Haweswater provides many homes for nature. Wonderful mossy oakwoods come alive during summer with the return of redstarts and pied flycatchers. Red squirrels make their home here and are often seen. We are working with local squirrel groups to reduce the threat of grey squirrels establishing, which would threaten the red population. There is rare juniper woodland on Mardale Common, which in autumn can attract flocks of winter thrushes, with occasional ring ouzel thrown in for good measure.
Huge numbers of native trees have been planted in recent years. Most of the planting has taken place in areas dominated by bracken, which gives a good indication of where woodland would have grown historically and indicates the soil is suitably deep and dry for trees to flourish.
In the hay meadows, we are planting a range of wild flowers such as globeflower, knapweed and melancholy thistle, which are loved by butterflies and other nectar feeding insects.
We have blocked old drainage ditches in several valley mires, to restore their natural water levels. As well as being important stores of peat, these areas support lots of special wildlife. Look out for golden ringed dragonflies, carnivorous sundews and for tiny bog orchids.
Up on the moors
Much of the common grazing land outside of the farm boundaries is dominated by species poor grassland which has limited value for nature in its current condition. In these areas, a combination of reduced grazing and tree planting should see the recovery of a rich mosaic of woodland, scrub, heath and bog. An important part of our work is recording these changes as they develop.

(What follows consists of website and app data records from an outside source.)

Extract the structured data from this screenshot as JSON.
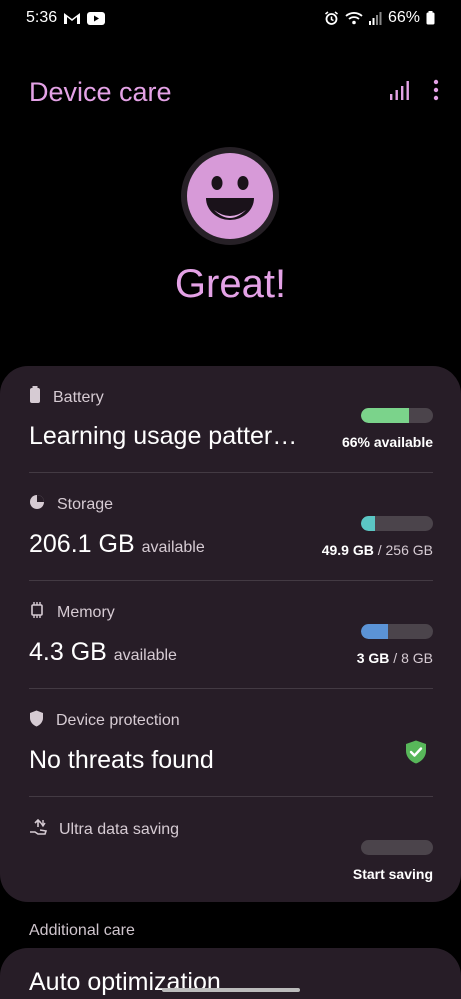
{
  "status_bar": {
    "time": "5:36",
    "battery_pct": "66%",
    "icons": [
      "gmail-icon",
      "youtube-icon",
      "alarm-icon",
      "wifi-icon",
      "signal-icon",
      "battery-icon"
    ]
  },
  "header": {
    "title": "Device care",
    "actions": [
      "performance-icon",
      "more-options-icon"
    ]
  },
  "hero": {
    "status": "Great!",
    "face_icon": "smiley-face-icon"
  },
  "colors": {
    "accent": "#e4a2e6",
    "battery_bar": "#7bd38b",
    "storage_bar": "#5bc6c4",
    "memory_bar": "#5b93d6",
    "shield_ok": "#58b75a",
    "card_bg": "#271d27"
  },
  "items": {
    "battery": {
      "label": "Battery",
      "value": "Learning usage patter…",
      "detail": "66% available",
      "fill": 0.66,
      "icon": "battery-icon"
    },
    "storage": {
      "label": "Storage",
      "value": "206.1 GB",
      "value_unit": "available",
      "detail_used": "49.9 GB",
      "detail_total": " / 256 GB",
      "fill": 0.195,
      "icon": "pie-chart-icon"
    },
    "memory": {
      "label": "Memory",
      "value": "4.3 GB",
      "value_unit": "available",
      "detail_used": "3 GB",
      "detail_total": " / 8 GB",
      "fill": 0.375,
      "icon": "chip-icon"
    },
    "protection": {
      "label": "Device protection",
      "value": "No threats found",
      "icon": "shield-icon",
      "status_icon": "shield-check-icon"
    },
    "data_saving": {
      "label": "Ultra data saving",
      "detail": "Start saving",
      "fill": 0,
      "icon": "data-saving-icon"
    }
  },
  "additional": {
    "label": "Additional care",
    "first_item": "Auto optimization"
  }
}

Lots of important wildlife, however, can still be found here. A steep walk up to Kidsty Pike could reward the lucky visitor with a sighting of the golden eagle, or perhaps a ring ouzel. On a fine day in summer you might see wheatears standing sentry on isolated rocks, or spot low flying small mountain ringlet butterflies. During autumn, red deer are hard to miss as the roars of stags echo down the valleys